# EXERCISE PROMPT
Your reply should be a faithful copy of the records below, free of pictures.

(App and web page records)
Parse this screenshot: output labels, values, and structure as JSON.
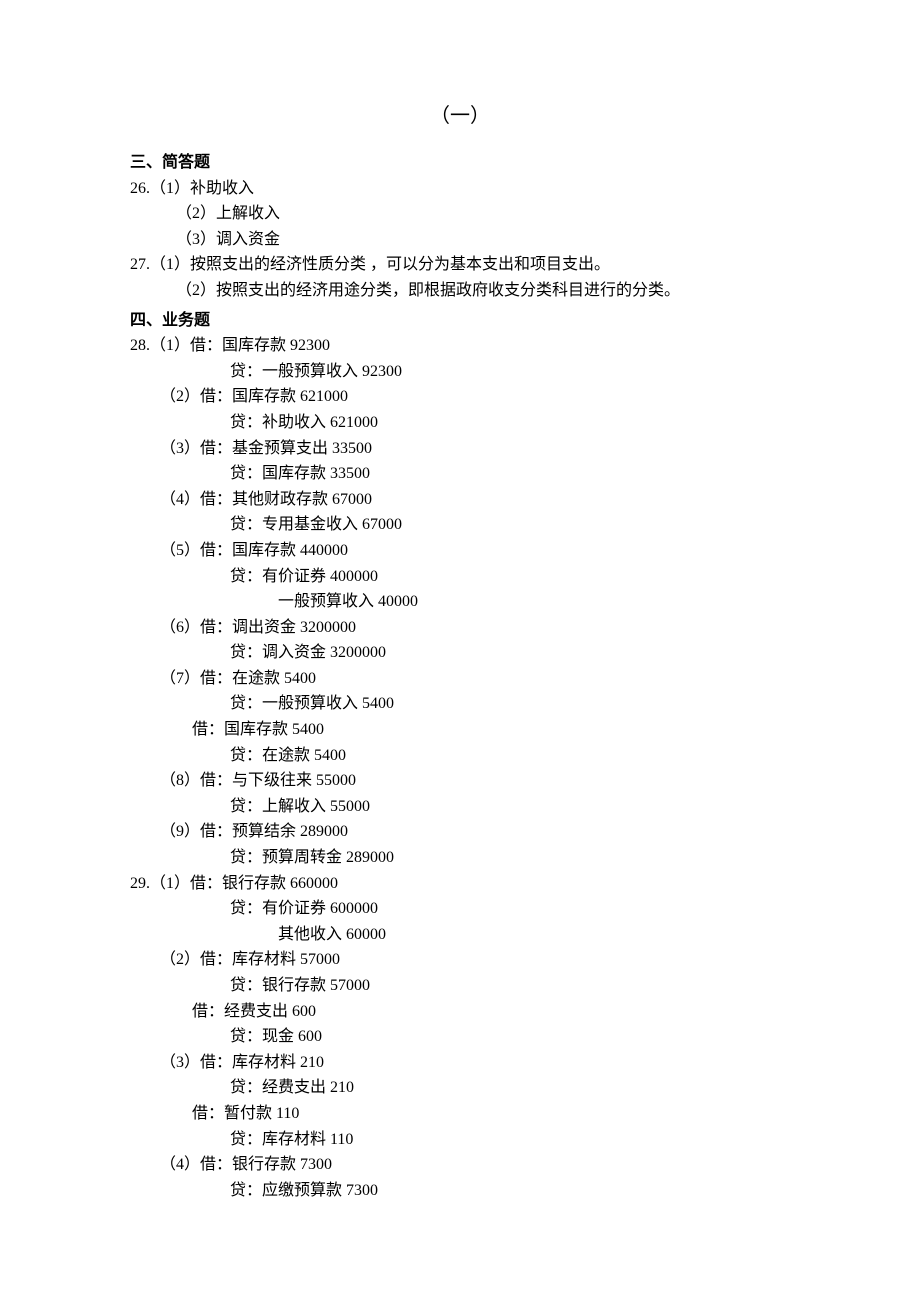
{
  "title": "（一）",
  "section1": {
    "heading": "三、简答题",
    "q26": {
      "num": "26.（1）补助收入",
      "l2": "（2）上解收入",
      "l3": "（3）调入资金"
    },
    "q27": {
      "l1": "27.（1）按照支出的经济性质分类 ，可以分为基本支出和项目支出。",
      "l2": "（2）按照支出的经济用途分类，即根据政府收支分类科目进行的分类。"
    }
  },
  "section2": {
    "heading": "四、业务题",
    "q28": {
      "p1": {
        "l1": "28.（1）借：国库存款 92300",
        "l2": "贷：一般预算收入 92300"
      },
      "p2": {
        "l1": "（2）借：国库存款 621000",
        "l2": "贷：补助收入 621000"
      },
      "p3": {
        "l1": "（3）借：基金预算支出 33500",
        "l2": "贷：国库存款 33500"
      },
      "p4": {
        "l1": "（4）借：其他财政存款 67000",
        "l2": "贷：专用基金收入 67000"
      },
      "p5": {
        "l1": "（5）借：国库存款 440000",
        "l2": "贷：有价证券 400000",
        "l3": "一般预算收入 40000"
      },
      "p6": {
        "l1": "（6）借：调出资金 3200000",
        "l2": "贷：调入资金 3200000"
      },
      "p7": {
        "l1": "（7）借：在途款 5400",
        "l2": "贷：一般预算收入 5400",
        "l3": "借：国库存款 5400",
        "l4": "贷：在途款 5400"
      },
      "p8": {
        "l1": "（8）借：与下级往来 55000",
        "l2": "贷：上解收入 55000"
      },
      "p9": {
        "l1": "（9）借：预算结余 289000",
        "l2": "贷：预算周转金 289000"
      }
    },
    "q29": {
      "p1": {
        "l1": "29.（1）借：银行存款 660000",
        "l2": "贷：有价证券 600000",
        "l3": "其他收入 60000"
      },
      "p2": {
        "l1": "（2）借：库存材料 57000",
        "l2": "贷：银行存款 57000",
        "l3": "借：经费支出 600",
        "l4": "贷：现金 600"
      },
      "p3": {
        "l1": "（3）借：库存材料 210",
        "l2": "贷：经费支出 210",
        "l3": "借：暂付款 110",
        "l4": "贷：库存材料 110"
      },
      "p4": {
        "l1": "（4）借：银行存款 7300",
        "l2": "贷：应缴预算款 7300"
      }
    }
  }
}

# REPLY TO THE EXERCISE
Parse this screenshot: output labels, values, and structure as JSON.
{
  "title": "（一）",
  "section1": {
    "heading": "三、简答题",
    "q26": {
      "num": "26.（1）补助收入",
      "l2": "（2）上解收入",
      "l3": "（3）调入资金"
    },
    "q27": {
      "l1": "27.（1）按照支出的经济性质分类 ，可以分为基本支出和项目支出。",
      "l2": "（2）按照支出的经济用途分类，即根据政府收支分类科目进行的分类。"
    }
  },
  "section2": {
    "heading": "四、业务题",
    "q28": {
      "p1": {
        "l1": "28.（1）借：国库存款 92300",
        "l2": "贷：一般预算收入 92300"
      },
      "p2": {
        "l1": "（2）借：国库存款 621000",
        "l2": "贷：补助收入 621000"
      },
      "p3": {
        "l1": "（3）借：基金预算支出 33500",
        "l2": "贷：国库存款 33500"
      },
      "p4": {
        "l1": "（4）借：其他财政存款 67000",
        "l2": "贷：专用基金收入 67000"
      },
      "p5": {
        "l1": "（5）借：国库存款 440000",
        "l2": "贷：有价证券 400000",
        "l3": "一般预算收入 40000"
      },
      "p6": {
        "l1": "（6）借：调出资金 3200000",
        "l2": "贷：调入资金 3200000"
      },
      "p7": {
        "l1": "（7）借：在途款 5400",
        "l2": "贷：一般预算收入 5400",
        "l3": "借：国库存款 5400",
        "l4": "贷：在途款 5400"
      },
      "p8": {
        "l1": "（8）借：与下级往来 55000",
        "l2": "贷：上解收入 55000"
      },
      "p9": {
        "l1": "（9）借：预算结余 289000",
        "l2": "贷：预算周转金 289000"
      }
    },
    "q29": {
      "p1": {
        "l1": "29.（1）借：银行存款 660000",
        "l2": "贷：有价证券 600000",
        "l3": "其他收入 60000"
      },
      "p2": {
        "l1": "（2）借：库存材料 57000",
        "l2": "贷：银行存款 57000",
        "l3": "借：经费支出 600",
        "l4": "贷：现金 600"
      },
      "p3": {
        "l1": "（3）借：库存材料 210",
        "l2": "贷：经费支出 210",
        "l3": "借：暂付款 110",
        "l4": "贷：库存材料 110"
      },
      "p4": {
        "l1": "（4）借：银行存款 7300",
        "l2": "贷：应缴预算款 7300"
      }
    }
  }
}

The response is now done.